Les started the ride as well. Missing out the last short loop, he made it to the finish just ahead of me. Perfect timing for our carpooling.

162 km, 6 hr 40 min, 12100 feet elevation gain
Wicked last ride of the season!

Tuesday, October 23, 2012

Gibralter Climb in Santa Barbara

My second attempt at the Gibralter Climb, an epic road ride out of Santa Barbara. First attempt in 2009 crushed on-route with a mechanical.

bike path along the coast

Took a look at the map and decided to ride coastal east for some mileage, then head inland to make my way up E Mountain Dr to get to the epic climb up Gibralter Rd.

Heading inland towards E Mountain Dr, I was wowed by the height of the Eucalyptus trees... at least twice as high as the power lines

E Mountain Dr is an epic ride itself

Statue in front of a house on-route
The climb up Gibralter goes on and on
Upon reaching the peak of the mountain, the road followed a ridge-line and could see to the south down to Santa Barbara, and to the north the Los Padres mountains.

Los Padres mountains to the north
Santa Barbara & ocean views to the south. Cool bird!
Took the Euro type road called Painted Caves down to the coast. Pretty epic road and on the must-do list to climb back up
It was calm while I was up on the mountain.
Once I was close to shore, I was surprised to see huge whitecaps on the water and palm trees blowing.
Yay, it was a strong tailwind back to the start
My footprints to the water with the view
of the mountain ridge I was just on

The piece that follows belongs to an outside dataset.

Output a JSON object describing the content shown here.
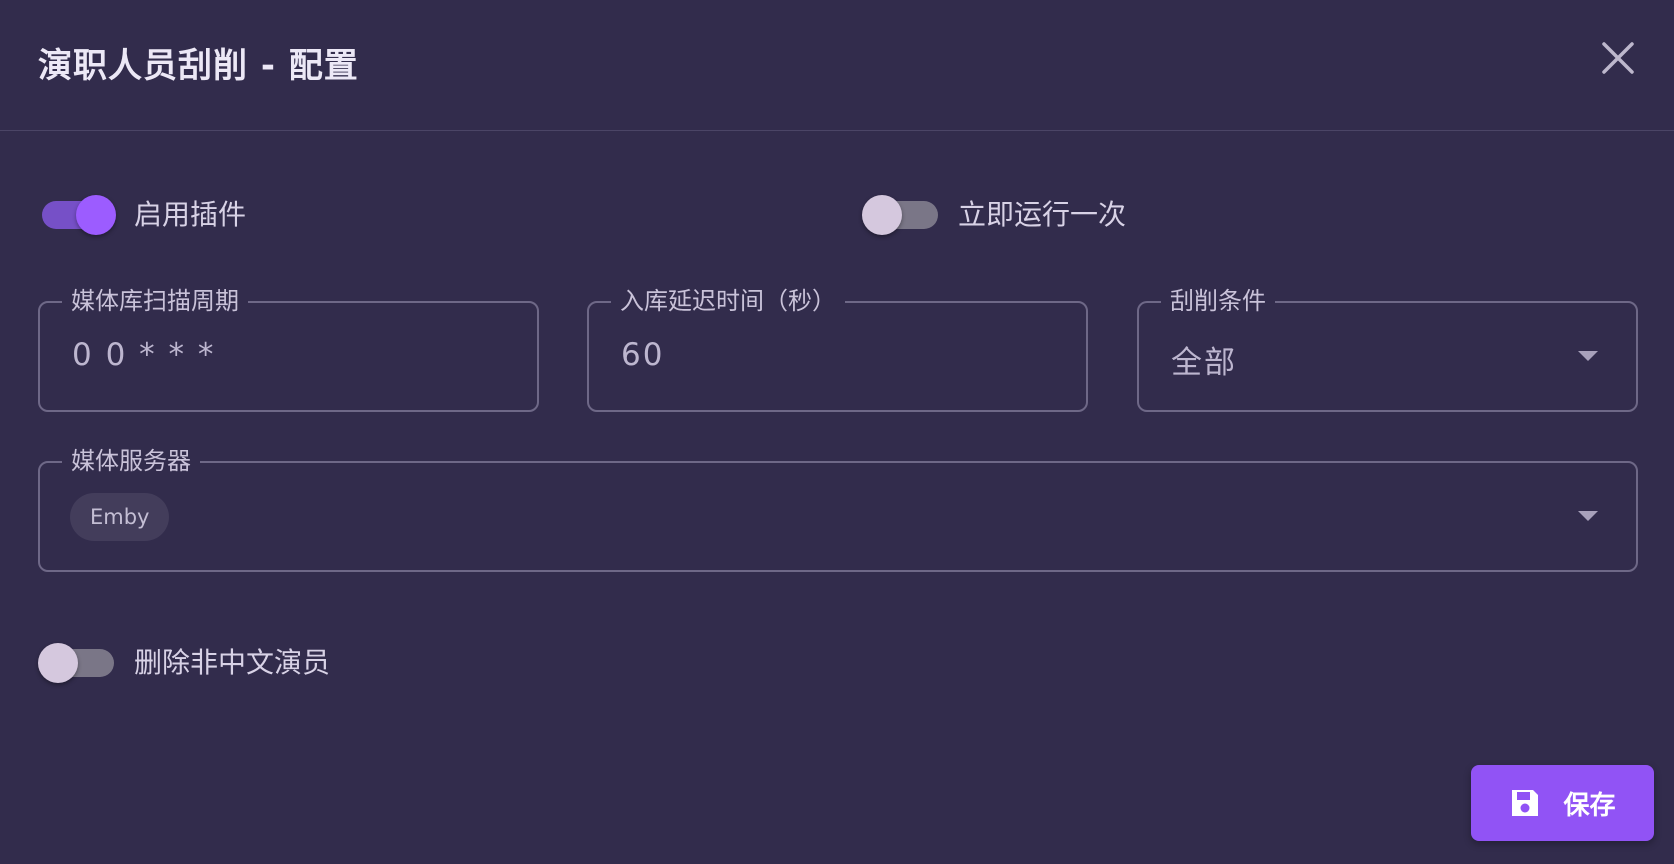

Friday, October 19, 2012

Cali Hikes & Runs

Spent alot of my California time in the Thousand Oaks area, west of L.A. and with the Santa Monica mountains within reach.

Les & I squeezing in a run before nightfall up trailhead for Mt Boney
Barely made it back to the car before complete darkness. Fall-time darkness sneaks up quick and it's pitch black in these canyons. 
Always carry a headlamp! 

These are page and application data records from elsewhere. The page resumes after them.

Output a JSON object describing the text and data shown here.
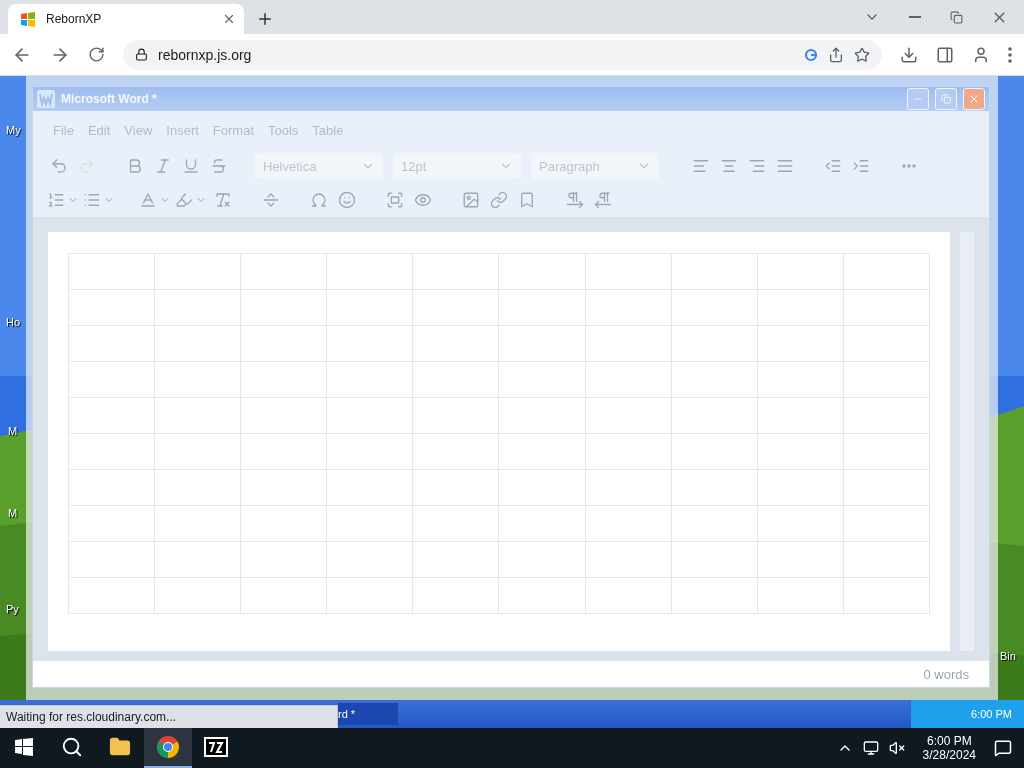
{
  "browser": {
    "tabs": [
      {
        "title": "RebornXP",
        "selected": true
      }
    ],
    "address": "rebornxp.js.org",
    "status": "Waiting for res.cloudinary.com..."
  },
  "desktop": {
    "icon_labels": [
      {
        "text": "My"
      },
      {
        "text": "Ho"
      },
      {
        "text": "M"
      },
      {
        "text": "M"
      },
      {
        "text": "Py"
      },
      {
        "text": "Bin"
      }
    ],
    "xp_taskbar": {
      "task": "rd *",
      "clock": "6:00 PM"
    }
  },
  "word": {
    "title": "Microsoft Word *",
    "menu": [
      "File",
      "Edit",
      "View",
      "Insert",
      "Format",
      "Tools",
      "Table"
    ],
    "toolbar_rows": [
      [
        {
          "kind": "button",
          "disabled": false
        },
        {
          "kind": "button",
          "disabled": true
        },
        {
          "kind": "gap"
        },
        {
          "kind": "button",
          "disabled": false
        },
        {
          "kind": "button",
          "disabled": false
        },
        {
          "kind": "button",
          "disabled": false
        },
        {
          "kind": "button",
          "disabled": false
        },
        {
          "kind": "gap"
        },
        {
          "kind": "select",
          "value": "Helvetica"
        },
        {
          "kind": "select",
          "value": "12pt"
        },
        {
          "kind": "select",
          "value": "Paragraph"
        },
        {
          "kind": "gap"
        },
        {
          "kind": "button",
          "disabled": false
        },
        {
          "kind": "button",
          "disabled": false
        },
        {
          "kind": "button",
          "disabled": false
        },
        {
          "kind": "button",
          "disabled": false
        },
        {
          "kind": "gap"
        },
        {
          "kind": "button",
          "disabled": false
        },
        {
          "kind": "button",
          "disabled": false
        },
        {
          "kind": "gap"
        },
        {
          "kind": "button",
          "disabled": false
        }
      ],
      [
        {
          "kind": "split",
          "disabled": false
        },
        {
          "kind": "split",
          "disabled": false
        },
        {
          "kind": "gap"
        },
        {
          "kind": "split",
          "disabled": false
        },
        {
          "kind": "split",
          "disabled": false
        },
        {
          "kind": "button",
          "disabled": false
        },
        {
          "kind": "gap"
        },
        {
          "kind": "button",
          "disabled": false
        },
        {
          "kind": "gap"
        },
        {
          "kind": "button",
          "disabled": false
        },
        {
          "kind": "button",
          "disabled": false
        },
        {
          "kind": "gap"
        },
        {
          "kind": "button",
          "disabled": false
        },
        {
          "kind": "button",
          "disabled": false
        },
        {
          "kind": "gap"
        },
        {
          "kind": "button",
          "disabled": false
        },
        {
          "kind": "button",
          "disabled": false
        },
        {
          "kind": "button",
          "disabled": false
        },
        {
          "kind": "gap"
        },
        {
          "kind": "button",
          "disabled": false
        },
        {
          "kind": "button",
          "disabled": false
        }
      ]
    ],
    "table": {
      "rows": [
        [
          {
            "kind": "empty"
          },
          {
            "kind": "empty"
          },
          {
            "kind": "empty"
          },
          {
            "kind": "empty"
          },
          {
            "kind": "empty"
          },
          {
            "kind": "empty"
          },
          {
            "kind": "empty"
          },
          {
            "kind": "empty"
          },
          {
            "kind": "empty"
          },
          {
            "kind": "empty"
          }
        ],
        [
          {
            "kind": "empty"
          },
          {
            "kind": "empty"
          },
          {
            "kind": "empty"
          },
          {
            "kind": "empty"
          },
          {
            "kind": "empty"
          },
          {
            "kind": "empty"
          },
          {
            "kind": "empty"
          },
          {
            "kind": "empty"
          },
          {
            "kind": "empty"
          },
          {
            "kind": "empty"
          }
        ],
        [
          {
            "kind": "empty"
          },
          {
            "kind": "empty"
          },
          {
            "kind": "empty"
          },
          {
            "kind": "empty"
          },
          {
            "kind": "empty"
          },
          {
            "kind": "empty"
          },
          {
            "kind": "empty"
          },
          {
            "kind": "empty"
          },
          {
            "kind": "empty"
          },
          {
            "kind": "empty"
          }
        ],
        [
          {
            "kind": "empty"
          },
          {
            "kind": "empty"
          },
          {
            "kind": "empty"
          },
          {
            "kind": "empty"
          },
          {
            "kind": "empty"
          },
          {
            "kind": "empty"
          },
          {
            "kind": "empty"
          },
          {
            "kind": "empty"
          },
          {
            "kind": "empty"
          },
          {
            "kind": "empty"
          }
        ],
        [
          {
            "kind": "empty"
          },
          {
            "kind": "empty"
          },
          {
            "kind": "empty"
          },
          {
            "kind": "empty"
          },
          {
            "kind": "empty"
          },
          {
            "kind": "empty"
          },
          {
            "kind": "empty"
          },
          {
            "kind": "empty"
          },
          {
            "kind": "empty"
          },
          {
            "kind": "empty"
          }
        ],
        [
          {
            "kind": "empty"
          },
          {
            "kind": "empty"
          },
          {
            "kind": "empty"
          },
          {
            "kind": "empty"
          },
          {
            "kind": "empty"
          },
          {
            "kind": "empty"
          },
          {
            "kind": "empty"
          },
          {
            "kind": "empty"
          },
          {
            "kind": "empty"
          },
          {
            "kind": "empty"
          }
        ],
        [
          {
            "kind": "empty"
          },
          {
            "kind": "empty"
          },
          {
            "kind": "empty"
          },
          {
            "kind": "empty"
          },
          {
            "kind": "empty"
          },
          {
            "kind": "empty"
          },
          {
            "kind": "empty"
          },
          {
            "kind": "empty"
          },
          {
            "kind": "empty"
          },
          {
            "kind": "empty"
          }
        ],
        [
          {
            "kind": "empty"
          },
          {
            "kind": "empty"
          },
          {
            "kind": "empty"
          },
          {
            "kind": "empty"
          },
          {
            "kind": "empty"
          },
          {
            "kind": "empty"
          },
          {
            "kind": "empty"
          },
          {
            "kind": "empty"
          },
          {
            "kind": "empty"
          },
          {
            "kind": "empty"
          }
        ],
        [
          {
            "kind": "empty"
          },
          {
            "kind": "empty"
          },
          {
            "kind": "empty"
          },
          {
            "kind": "empty"
          },
          {
            "kind": "empty"
          },
          {
            "kind": "empty"
          },
          {
            "kind": "empty"
          },
          {
            "kind": "empty"
          },
          {
            "kind": "empty"
          },
          {
            "kind": "empty"
          }
        ],
        [
          {
            "kind": "empty"
          },
          {
            "kind": "empty"
          },
          {
            "kind": "empty"
          },
          {
            "kind": "empty"
          },
          {
            "kind": "empty"
          },
          {
            "kind": "empty"
          },
          {
            "kind": "empty"
          },
          {
            "kind": "empty"
          },
          {
            "kind": "empty"
          },
          {
            "kind": "empty"
          }
        ]
      ]
    },
    "word_count": "0 words"
  },
  "taskbar": {
    "apps": [
      {
        "selected": false
      },
      {
        "selected": true
      },
      {
        "selected": false
      }
    ],
    "time": "6:00 PM",
    "date": "3/28/2024"
  }
}
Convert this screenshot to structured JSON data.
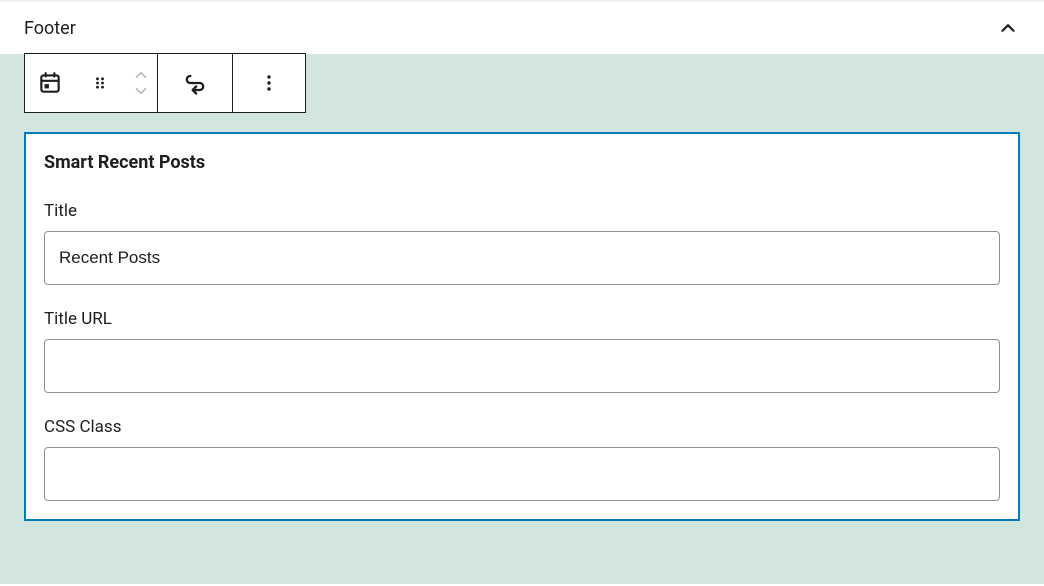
{
  "panel": {
    "title": "Footer"
  },
  "toolbar": {
    "block_icon_name": "calendar-icon",
    "drag_icon_name": "drag-handle-icon",
    "move_up_name": "move-up-icon",
    "move_down_name": "move-down-icon",
    "undo_name": "change-tool-icon",
    "more_name": "more-options-icon"
  },
  "block": {
    "heading": "Smart Recent Posts",
    "fields": {
      "title": {
        "label": "Title",
        "value": "Recent Posts"
      },
      "title_url": {
        "label": "Title URL",
        "value": ""
      },
      "css_class": {
        "label": "CSS Class",
        "value": ""
      }
    }
  }
}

Views of the Santa Monica mountains from the peak of a run I went on with Les from his workplace in Newbury Park. 
An escape from suburbia just like that!
At the same peak, the views to the southwest shows the flatlands to the ocean waters


First time hike up Bernardo Summit in San Diego County when I was staying in Escondido. Easy access to park to get to the trailhead, then a quick couple km and 500' elevation gain.

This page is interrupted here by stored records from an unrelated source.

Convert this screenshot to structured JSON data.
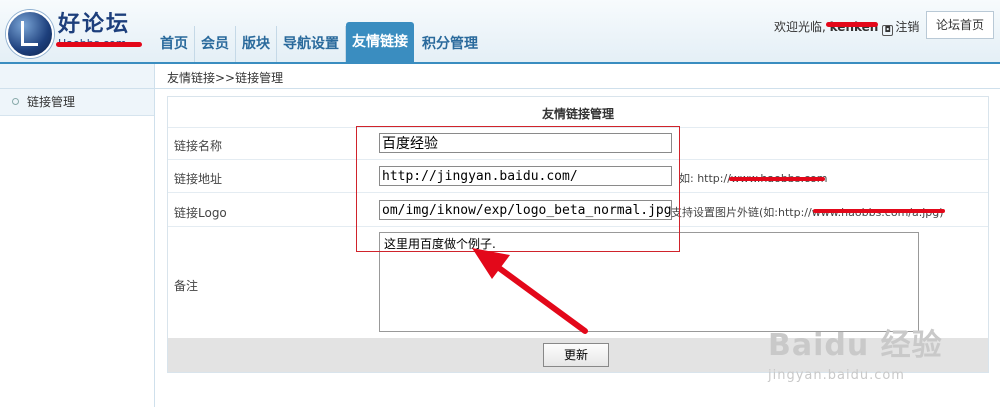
{
  "header": {
    "logo_title": "好论坛",
    "logo_subtitle": "Haobbs.com",
    "nav": [
      "首页",
      "会员",
      "版块",
      "导航设置",
      "友情链接",
      "积分管理"
    ],
    "active_nav": "友情链接",
    "welcome_text": "欢迎光临, ",
    "username": "kenken",
    "logout_label": "注销",
    "home_button": "论坛首页"
  },
  "breadcrumb": "友情链接>>链接管理",
  "sidebar": {
    "items": [
      {
        "label": "链接管理"
      }
    ]
  },
  "form": {
    "title": "友情链接管理",
    "fields": [
      {
        "label": "链接名称",
        "value": "百度经验"
      },
      {
        "label": "链接地址",
        "value": "http://jingyan.baidu.com/",
        "hint": "如: http://www.haobbs.com"
      },
      {
        "label": "链接Logo",
        "value": "om/img/iknow/exp/logo_beta_normal.jpg",
        "hint": "支持设置图片外链(如:http://www.haobbs.com/a.jpg)"
      }
    ],
    "remark_label": "备注",
    "remark_value": "这里用百度做个例子.",
    "submit_label": "更新"
  },
  "annotation": {
    "color": "#e3081a"
  },
  "watermark": {
    "main": "Baidu 经验",
    "sub": "jingyan.baidu.com"
  }
}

I discovered the Bernardo Summit Trail on my MTB ride around Lake Hodges. Saw the sign and had to find out where it lead to... an awesome ride-able rocky technical trail to the peak!

Enjoying the sunset views from the peak of Bernardo Summit, after an earlier road ride through those same hills

The views to the west where the ocean lingers only 30 km away

Looking to bump into my hiking partner on my way down. 
I thought it was Paul hoo-ing at me!

Cali MTB ventures

Malibu Canyon with great tour guides... Shaun from the Wed Calabasas group ride, transplanted Calgarian Allan St. Pierre, and Pat Dodge who was visiting from Calgary
The most exciting part of the trail was reaching Castrol Peak where there was a short steep climb with sticky rock Moab-like, with an equal rocky descent on the other side... fun though short
Met up with local Mario Correa from my Transalp racing days... He took me on some great elevation single track climbing in Trabuco Canyon in Orange County
Hoping to catch Mario blazing fast out of the Holy Jim Trail and caught him with a second flat. I lent him my 26" tube which fit well for the rest of the ride in his 29" wheel!
Didn't know you could.
Tough to capture the amazing views when I was chasing Mario at his high speeds
The valley in Trabuco Canyon 5000' below where we started from
One of my favourite MTB rides in Elfin Forest is the technical Way-Up climb up Mt Israel. At the top is a fun super rocky loop that takes about 20 minutes. I ride it both directions then come bombing down the Way-Up trail.

I finally found a way to link this ride to the trails around Lake Hodges on the new paved road Via Ambiente!
down 15% past the lower reservoir
Darn water reservoir always had me trapped from getting to the trail head. Now Via Ambiente goes past a new ritzy Mexican style villa and connects Del Dios Hwy to the Elfin Forest road

the lovely 15% screaming fast grade to Del Dios